═════ Records provided ═════

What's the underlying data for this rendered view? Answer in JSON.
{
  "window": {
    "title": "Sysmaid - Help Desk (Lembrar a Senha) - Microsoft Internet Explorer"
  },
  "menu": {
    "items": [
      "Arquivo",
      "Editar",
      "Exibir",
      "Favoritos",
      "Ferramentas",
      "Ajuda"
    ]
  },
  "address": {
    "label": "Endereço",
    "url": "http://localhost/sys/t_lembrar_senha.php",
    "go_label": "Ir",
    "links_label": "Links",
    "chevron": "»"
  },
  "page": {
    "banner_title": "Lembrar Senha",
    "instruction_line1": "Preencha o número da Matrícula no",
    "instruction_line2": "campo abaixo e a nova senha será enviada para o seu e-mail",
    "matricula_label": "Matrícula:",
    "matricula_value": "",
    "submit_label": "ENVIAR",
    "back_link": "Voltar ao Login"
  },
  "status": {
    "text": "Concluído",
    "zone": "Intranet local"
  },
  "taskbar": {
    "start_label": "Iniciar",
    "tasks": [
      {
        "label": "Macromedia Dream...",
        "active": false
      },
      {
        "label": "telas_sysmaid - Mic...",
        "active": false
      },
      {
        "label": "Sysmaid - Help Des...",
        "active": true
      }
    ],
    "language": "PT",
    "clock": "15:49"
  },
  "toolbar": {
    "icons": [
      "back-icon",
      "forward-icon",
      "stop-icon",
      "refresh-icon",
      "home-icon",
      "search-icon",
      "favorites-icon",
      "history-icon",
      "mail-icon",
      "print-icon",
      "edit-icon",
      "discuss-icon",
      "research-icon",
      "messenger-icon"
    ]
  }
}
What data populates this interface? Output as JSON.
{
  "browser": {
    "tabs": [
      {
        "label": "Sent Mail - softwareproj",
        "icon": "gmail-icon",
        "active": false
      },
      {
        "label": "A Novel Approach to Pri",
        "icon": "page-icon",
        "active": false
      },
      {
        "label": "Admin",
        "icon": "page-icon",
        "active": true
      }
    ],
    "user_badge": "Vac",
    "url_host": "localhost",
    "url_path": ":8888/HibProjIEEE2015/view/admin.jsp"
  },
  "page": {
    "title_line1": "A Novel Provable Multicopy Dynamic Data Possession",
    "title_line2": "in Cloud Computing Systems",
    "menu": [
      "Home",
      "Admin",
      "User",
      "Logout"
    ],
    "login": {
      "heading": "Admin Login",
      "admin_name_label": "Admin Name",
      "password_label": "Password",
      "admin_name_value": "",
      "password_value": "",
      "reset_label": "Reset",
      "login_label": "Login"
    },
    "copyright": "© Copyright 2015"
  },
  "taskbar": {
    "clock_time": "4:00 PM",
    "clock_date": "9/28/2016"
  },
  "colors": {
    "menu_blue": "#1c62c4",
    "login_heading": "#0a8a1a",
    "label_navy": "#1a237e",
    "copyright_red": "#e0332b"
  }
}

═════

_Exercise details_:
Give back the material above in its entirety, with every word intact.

_Reply_:
What's the underlying data for this rendered view? Answer in JSON.
{
  "window": {
    "title": "Sysmaid - Help Desk (Lembrar a Senha) - Microsoft Internet Explorer"
  },
  "menu": {
    "items": [
      "Arquivo",
      "Editar",
      "Exibir",
      "Favoritos",
      "Ferramentas",
      "Ajuda"
    ]
  },
  "address": {
    "label": "Endereço",
    "url": "http://localhost/sys/t_lembrar_senha.php",
    "go_label": "Ir",
    "links_label": "Links",
    "chevron": "»"
  },
  "page": {
    "banner_title": "Lembrar Senha",
    "instruction_line1": "Preencha o número da Matrícula no",
    "instruction_line2": "campo abaixo e a nova senha será enviada para o seu e-mail",
    "matricula_label": "Matrícula:",
    "matricula_value": "",
    "submit_label": "ENVIAR",
    "back_link": "Voltar ao Login"
  },
  "status": {
    "text": "Concluído",
    "zone": "Intranet local"
  },
  "taskbar": {
    "start_label": "Iniciar",
    "tasks": [
      {
        "label": "Macromedia Dream...",
        "active": false
      },
      {
        "label": "telas_sysmaid - Mic...",
        "active": false
      },
      {
        "label": "Sysmaid - Help Des...",
        "active": true
      }
    ],
    "language": "PT",
    "clock": "15:49"
  },
  "toolbar": {
    "icons": [
      "back-icon",
      "forward-icon",
      "stop-icon",
      "refresh-icon",
      "home-icon",
      "search-icon",
      "favorites-icon",
      "history-icon",
      "mail-icon",
      "print-icon",
      "edit-icon",
      "discuss-icon",
      "research-icon",
      "messenger-icon"
    ]
  }
}
What data populates this interface? Output as JSON.
{
  "browser": {
    "tabs": [
      {
        "label": "Sent Mail - softwareproj",
        "icon": "gmail-icon",
        "active": false
      },
      {
        "label": "A Novel Approach to Pri",
        "icon": "page-icon",
        "active": false
      },
      {
        "label": "Admin",
        "icon": "page-icon",
        "active": true
      }
    ],
    "user_badge": "Vac",
    "url_host": "localhost",
    "url_path": ":8888/HibProjIEEE2015/view/admin.jsp"
  },
  "page": {
    "title_line1": "A Novel Provable Multicopy Dynamic Data Possession",
    "title_line2": "in Cloud Computing Systems",
    "menu": [
      "Home",
      "Admin",
      "User",
      "Logout"
    ],
    "login": {
      "heading": "Admin Login",
      "admin_name_label": "Admin Name",
      "password_label": "Password",
      "admin_name_value": "",
      "password_value": "",
      "reset_label": "Reset",
      "login_label": "Login"
    },
    "copyright": "© Copyright 2015"
  },
  "taskbar": {
    "clock_time": "4:00 PM",
    "clock_date": "9/28/2016"
  },
  "colors": {
    "menu_blue": "#1c62c4",
    "login_heading": "#0a8a1a",
    "label_navy": "#1a237e",
    "copyright_red": "#e0332b"
  }
}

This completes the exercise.